◆ ASSIGNMENT:
Below are the records; locate each line with the word "مهندسی" and copy it.

◆ DATA FOR THIS TASK:

--- START ---

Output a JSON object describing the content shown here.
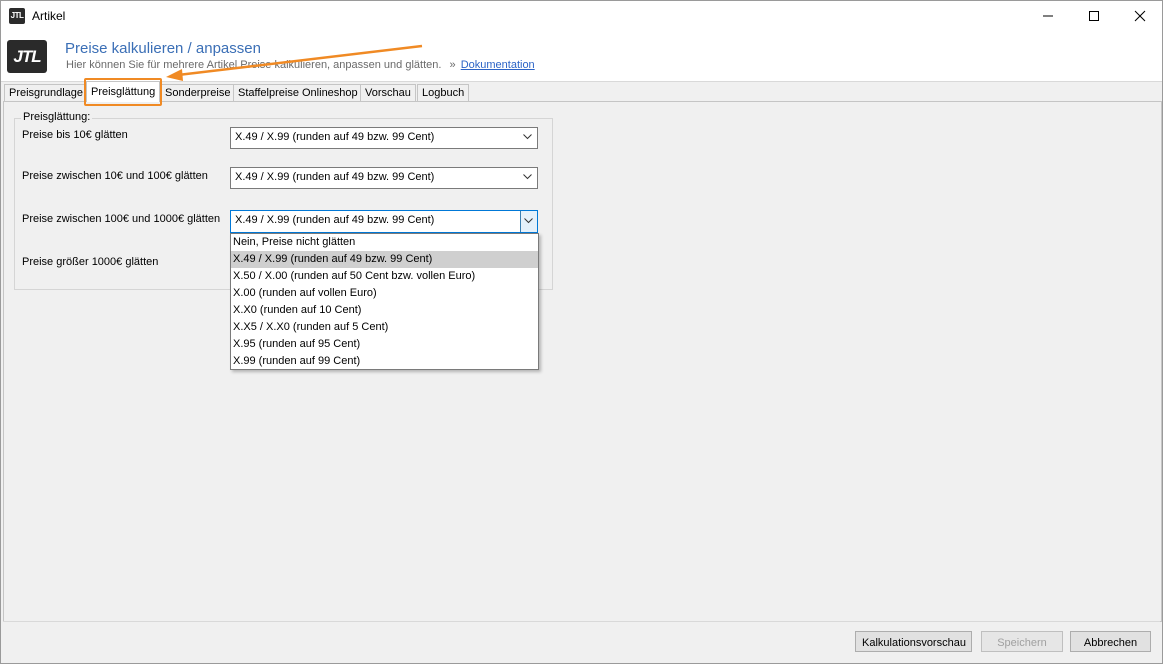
{
  "window": {
    "title": "Artikel",
    "icon": "JTL"
  },
  "header": {
    "logo": "JTL",
    "title": "Preise kalkulieren / anpassen",
    "subtitle": "Hier können Sie für mehrere Artikel Preise kalkulieren, anpassen und glätten.",
    "separator": "»",
    "doc_link": "Dokumentation"
  },
  "tabs": [
    {
      "label": "Preisgrundlage"
    },
    {
      "label": "Preisglättung"
    },
    {
      "label": "Sonderpreise"
    },
    {
      "label": "Staffelpreise Onlineshop"
    },
    {
      "label": "Vorschau"
    },
    {
      "label": "Logbuch"
    }
  ],
  "active_tab": "Preisglättung",
  "group": {
    "legend": "Preisglättung:",
    "rows": [
      {
        "label": "Preise bis 10€ glätten",
        "value": "X.49 / X.99 (runden auf 49 bzw. 99 Cent)"
      },
      {
        "label": "Preise zwischen 10€ und 100€ glätten",
        "value": "X.49 / X.99 (runden auf 49 bzw. 99 Cent)"
      },
      {
        "label": "Preise zwischen 100€ und 1000€ glätten",
        "value": "X.49 / X.99 (runden auf 49 bzw. 99 Cent)"
      },
      {
        "label": "Preise größer 1000€ glätten",
        "value": ""
      }
    ]
  },
  "dropdown_options": [
    "Nein, Preise nicht glätten",
    "X.49 / X.99 (runden auf 49 bzw. 99 Cent)",
    "X.50 / X.00 (runden auf 50 Cent bzw. vollen Euro)",
    "X.00 (runden auf vollen Euro)",
    "X.X0 (runden auf 10 Cent)",
    "X.X5 / X.X0 (runden auf 5 Cent)",
    "X.95 (runden auf 95 Cent)",
    "X.99 (runden auf 99 Cent)"
  ],
  "dropdown_selected": "X.49 / X.99 (runden auf 49 bzw. 99 Cent)",
  "buttons": {
    "preview": "Kalkulationsvorschau",
    "save": "Speichern",
    "cancel": "Abbrechen"
  },
  "colors": {
    "accent_title": "#3b6fb6",
    "highlight_orange": "#f08a24",
    "link": "#2b63c6"
  }
}
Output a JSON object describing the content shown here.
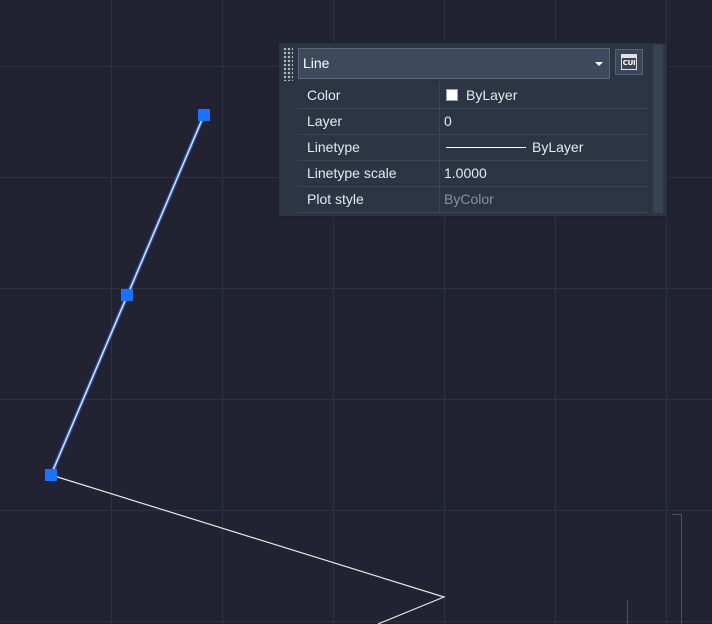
{
  "quick_properties": {
    "object_type": "Line",
    "rows": [
      {
        "label": "Color",
        "value": "ByLayer",
        "swatch_color": "#ffffff"
      },
      {
        "label": "Layer",
        "value": "0"
      },
      {
        "label": "Linetype",
        "value": "ByLayer"
      },
      {
        "label": "Linetype scale",
        "value": "1.0000"
      },
      {
        "label": "Plot style",
        "value": "ByColor"
      }
    ],
    "cui_button_label": "CUI"
  },
  "colors": {
    "background": "#212332",
    "grid": "#2d3443",
    "selected_line": "#d7e3ff",
    "selected_glow": "#3c7bff",
    "grip": "#1a73ff",
    "line": "#e8e8e8"
  },
  "icons": {
    "grip": "grip-dots-icon",
    "dropdown": "chevron-down-icon",
    "cui": "cui-window-icon"
  }
}
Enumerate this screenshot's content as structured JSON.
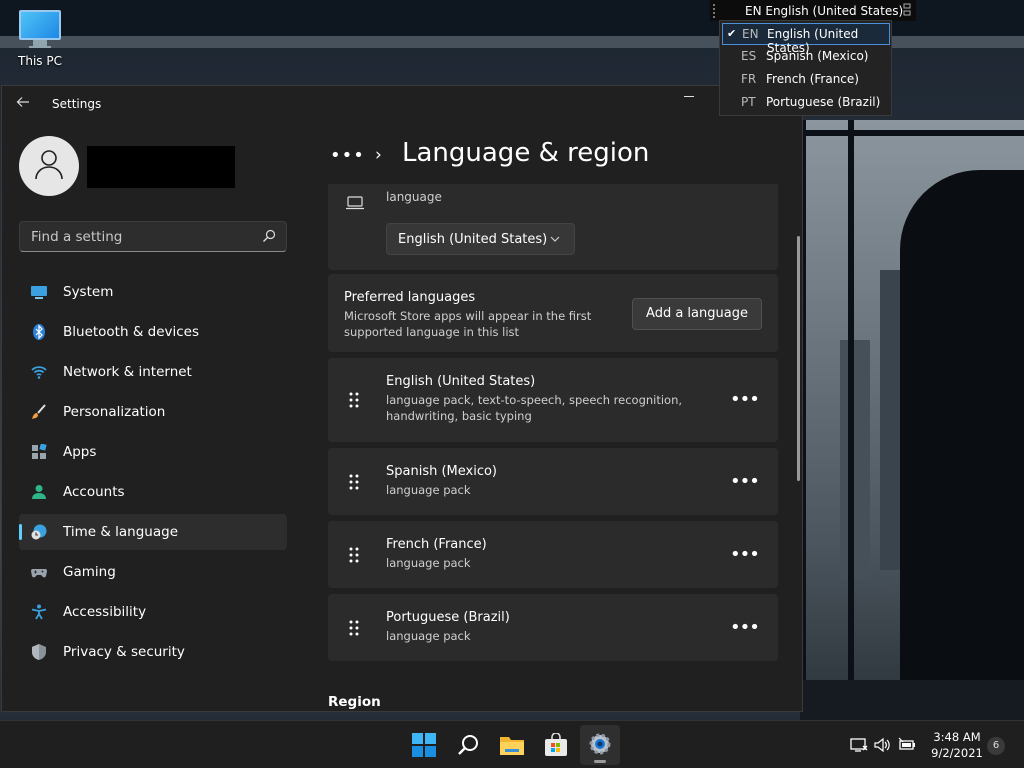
{
  "desktop": {
    "this_pc_label": "This PC"
  },
  "window": {
    "title": "Settings",
    "breadcrumb_more": "•••",
    "breadcrumb_separator": "›",
    "page_title": "Language & region",
    "search_placeholder": "Find a setting"
  },
  "sidebar": {
    "items": [
      {
        "label": "System",
        "icon": "system-icon",
        "selected": false
      },
      {
        "label": "Bluetooth & devices",
        "icon": "bluetooth-icon",
        "selected": false
      },
      {
        "label": "Network & internet",
        "icon": "wifi-icon",
        "selected": false
      },
      {
        "label": "Personalization",
        "icon": "brush-icon",
        "selected": false
      },
      {
        "label": "Apps",
        "icon": "apps-icon",
        "selected": false
      },
      {
        "label": "Accounts",
        "icon": "person-icon",
        "selected": false
      },
      {
        "label": "Time & language",
        "icon": "clock-globe-icon",
        "selected": true
      },
      {
        "label": "Gaming",
        "icon": "gamepad-icon",
        "selected": false
      },
      {
        "label": "Accessibility",
        "icon": "accessibility-icon",
        "selected": false
      },
      {
        "label": "Privacy & security",
        "icon": "shield-icon",
        "selected": false
      }
    ]
  },
  "display_language": {
    "partial_text": "language",
    "dropdown_value": "English (United States)"
  },
  "preferred_languages": {
    "title": "Preferred languages",
    "subtitle": "Microsoft Store apps will appear in the first supported language in this list",
    "add_button": "Add a language"
  },
  "languages": [
    {
      "name": "English (United States)",
      "features": "language pack, text-to-speech, speech recognition, handwriting, basic typing"
    },
    {
      "name": "Spanish (Mexico)",
      "features": "language pack"
    },
    {
      "name": "French (France)",
      "features": "language pack"
    },
    {
      "name": "Portuguese (Brazil)",
      "features": "language pack"
    }
  ],
  "more_glyph": "•••",
  "region_heading": "Region",
  "ime": {
    "current": "EN English (United States)"
  },
  "language_flyout": {
    "options": [
      {
        "code": "EN",
        "name": "English (United States)",
        "selected": true
      },
      {
        "code": "ES",
        "name": "Spanish (Mexico)",
        "selected": false
      },
      {
        "code": "FR",
        "name": "French (France)",
        "selected": false
      },
      {
        "code": "PT",
        "name": "Portuguese (Brazil)",
        "selected": false
      }
    ]
  },
  "taskbar": {
    "time": "3:48 AM",
    "date": "9/2/2021",
    "notification_count": "6"
  },
  "colors": {
    "accent": "#60cdff",
    "window_bg": "#202020",
    "card_bg": "#2b2b2b",
    "taskbar_bg": "#1f1f1f"
  }
}
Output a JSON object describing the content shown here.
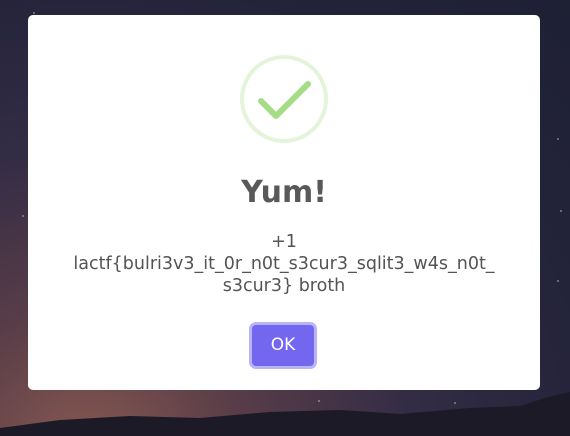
{
  "dialog": {
    "icon": "success-check-icon",
    "title": "Yum!",
    "message_lines": [
      "+1",
      "lactf{bulri3v3_it_0r_n0t_s3cur3_sqlit3_w4s_n0t_",
      "s3cur3} broth"
    ],
    "ok_label": "OK"
  },
  "colors": {
    "accent": "#7367f0",
    "success": "#a5dc86",
    "success_ring": "rgba(165,220,134,0.3)",
    "title": "#595959",
    "text": "#545454"
  }
}
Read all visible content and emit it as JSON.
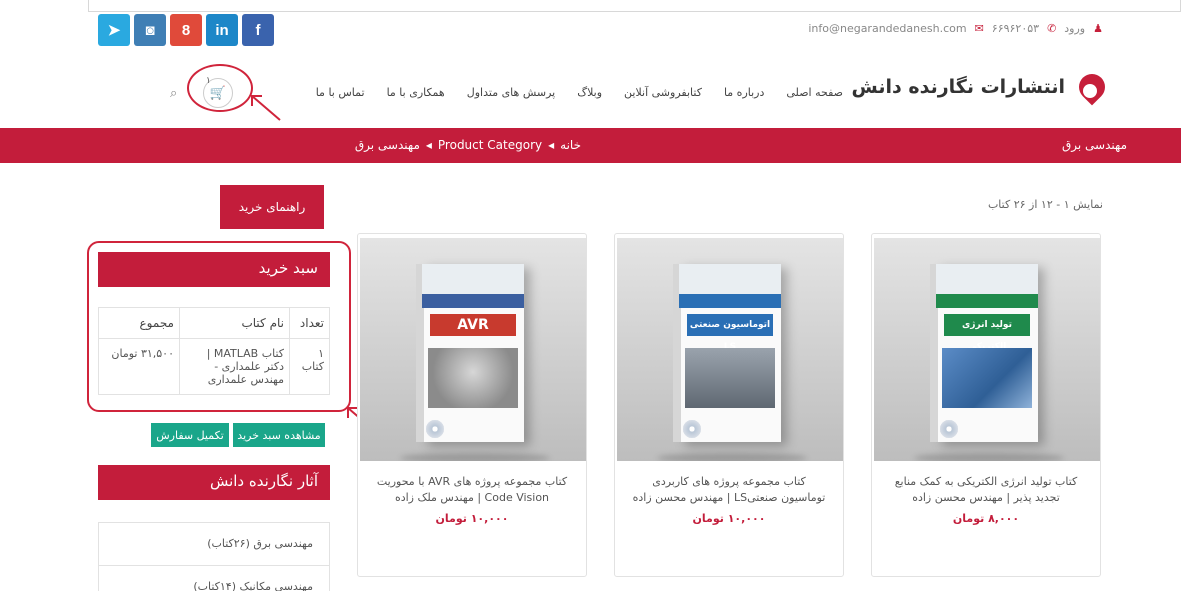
{
  "topbar": {
    "socials": [
      {
        "name": "telegram",
        "glyph": "➤"
      },
      {
        "name": "instagram",
        "glyph": "◙"
      },
      {
        "name": "google-plus",
        "glyph": "8"
      },
      {
        "name": "linkedin",
        "glyph": "in"
      },
      {
        "name": "facebook",
        "glyph": "f"
      }
    ],
    "email": "info@negarandedanesh.com",
    "phone": "۶۶۹۶۲۰۵۳",
    "login": "ورود"
  },
  "header": {
    "logo_text": "انتشارات نگارنده دانش",
    "nav": [
      "صفحه اصلی",
      "درباره ما",
      "کتابفروشی آنلاین",
      "وبلاگ",
      "پرسش های متداول",
      "همکاری با ما",
      "تماس با ما"
    ],
    "cart_count": "۱",
    "cart_glyph": "🛒",
    "search_glyph": "⌕"
  },
  "breadcrumb": {
    "page_title": "مهندسی برق",
    "home": "خانه",
    "category": "Product Category",
    "current": "مهندسی برق"
  },
  "sidebar": {
    "guide_button": "راهنمای خرید",
    "cart_title": "سبد خرید",
    "cart_headers": [
      "تعداد",
      "نام کتاب",
      "مجموع"
    ],
    "cart_rows": [
      {
        "qty": "۱ کتاب",
        "name": "کتاب MATLAB | دکتر علمداری - مهندس علمداری",
        "total": "۳۱,۵۰۰ تومان"
      }
    ],
    "view_cart_button": "مشاهده سبد خرید",
    "checkout_button": "تکمیل سفارش",
    "works_title": "آثار نگارنده دانش",
    "categories": [
      "مهندسی برق (۲۶کتاب)",
      "مهندسی مکانیک (۱۴کتاب)"
    ]
  },
  "main": {
    "showing": "نمایش ۱ - ۱۲ از ۲۶ کتاب",
    "products": [
      {
        "name": "کتاب تولید انرژی الکتریکی به کمک منابع تجدید پذیر | مهندس محسن زاده",
        "price": "۸,۰۰۰ تومان",
        "cover_title": "تولید انرژی الکتریکی",
        "cover_color": "#1f8a4c"
      },
      {
        "name": "کتاب مجموعه پروژه های کاربردی توماسیون صنعتیLS | مهندس محسن زاده",
        "price": "۱۰,۰۰۰ تومان",
        "cover_title": "اتوماسیون صنعتی LS",
        "cover_color": "#2a6fb5"
      },
      {
        "name": "کتاب مجموعه پروژه های AVR با محوریت Code Vision | مهندس ملک زاده",
        "price": "۱۰,۰۰۰ تومان",
        "cover_title": "AVR",
        "cover_color": "#c83a2e"
      }
    ]
  },
  "colors": {
    "brand_red": "#c31d3b",
    "green": "#1aa68a",
    "social_blue": "#2aa9e0"
  }
}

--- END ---

◆ WRITTEN SOLUTION:
    "page_title": "مهندسی برق",
    "current": "مهندسی برق"
      "مهندسی برق (۲۶کتاب)",
      "مهندسی مکانیک (۱۴کتاب)"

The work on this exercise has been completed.